(DATA UNDER STUDY):
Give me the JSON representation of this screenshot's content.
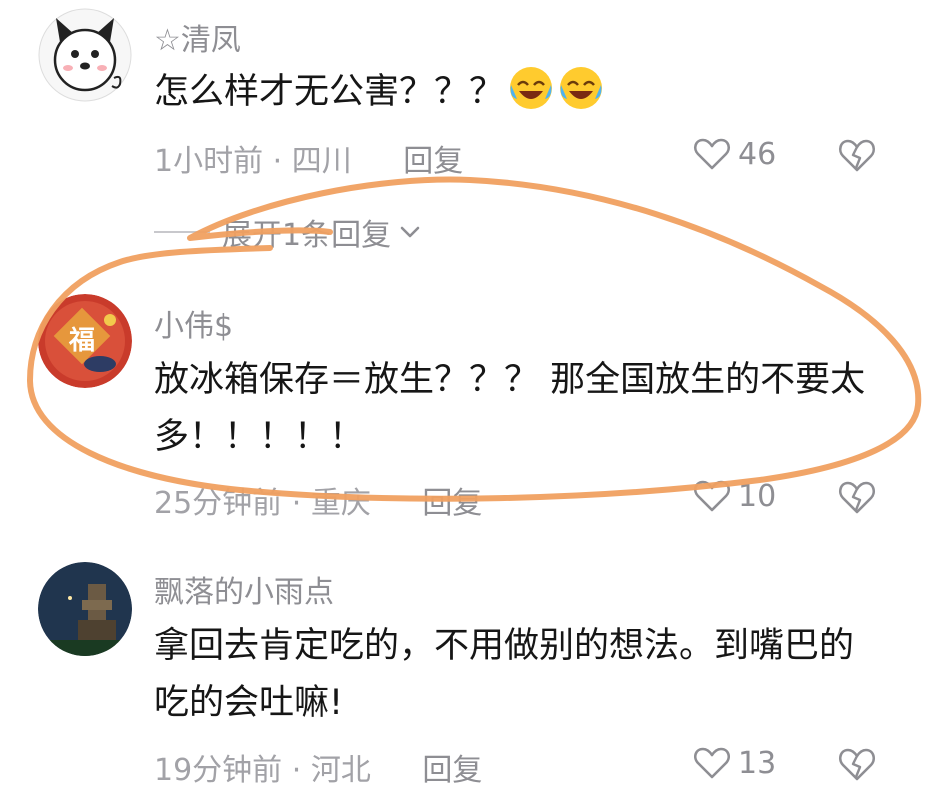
{
  "comments": [
    {
      "username": "☆清凤",
      "text": "怎么样才无公害？？？",
      "time": "1小时前",
      "location": "四川",
      "reply_label": "回复",
      "likes": "46",
      "emoji_count": 2
    },
    {
      "username": "小伟$",
      "text": "放冰箱保存＝放生？？？ 那全国放生的不要太多！！！！！",
      "time": "25分钟前",
      "location": "重庆",
      "reply_label": "回复",
      "likes": "10"
    },
    {
      "username": "飘落的小雨点",
      "text": "拿回去肯定吃的，不用做别的想法。到嘴巴的吃的会吐嘛!",
      "time": "19分钟前",
      "location": "河北",
      "reply_label": "回复",
      "likes": "13"
    }
  ],
  "expand_replies_label": "展开1条回复",
  "meta_separator": "·",
  "colors": {
    "annotation_stroke": "#f0a060",
    "secondary_text": "#8e8e93",
    "primary_text": "#161616"
  },
  "icons": [
    "heart-outline-icon",
    "broken-heart-icon",
    "chevron-down-icon",
    "laughing-emoji-icon"
  ]
}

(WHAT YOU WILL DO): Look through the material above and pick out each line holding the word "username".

(WRITTEN RESPONSE):
      "username": "☆清凤",
      "username": "小伟$",
      "username": "飘落的小雨点",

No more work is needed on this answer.